Dwell Magazine : November / December 2017
Cash and Rock are shown here in front of a blackened steel “fireplace wall” that was designed by Hufft Projects. Matthew explains how he’s learned to design things that are durable and safe. He continues, “You never realize how destructive kids are until you have them. I’m continuously learning from them and how they interact within architecture.”
To create a clean and minimalist aesthetic, only treated pine plywood and concrete was used in the interiors.

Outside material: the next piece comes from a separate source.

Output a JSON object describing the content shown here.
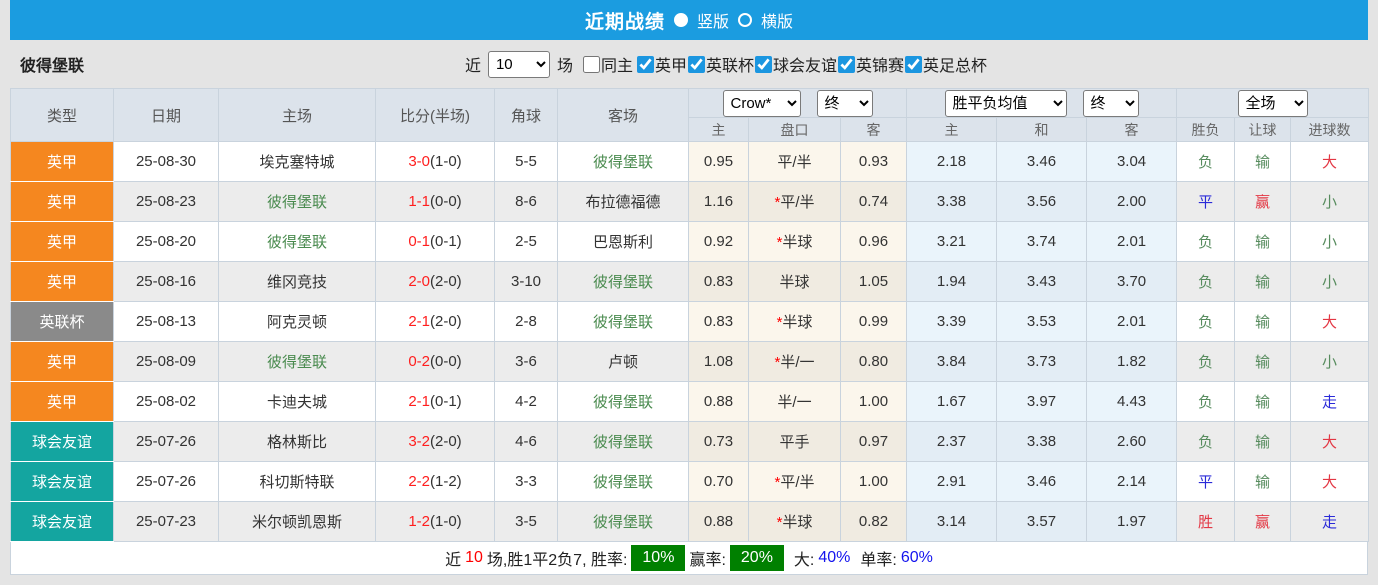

Ray sits at the central hearth on the north end of the comfortable sunken living area. From this perspective, you can see how the interior spaces flow into one another, passing one half-level up into the breakfast nook and kitchen and out from there onto the overgrown hillside. The various built-in furnishings have all been there since the house's construction.
Oak steps lead to the loft bed.

The modern living room is one of the busiest spots in the house. It is where family and friends alike gather to share stories, watch movies, read, and unwind. As you'll find in the projects below, there are endless ways to configure a fresh living space with modern options for chairs and sofas, sectionals, end and coffee tables, bookcases, benches, and more. Innovative fireplaces add a touch of warmth.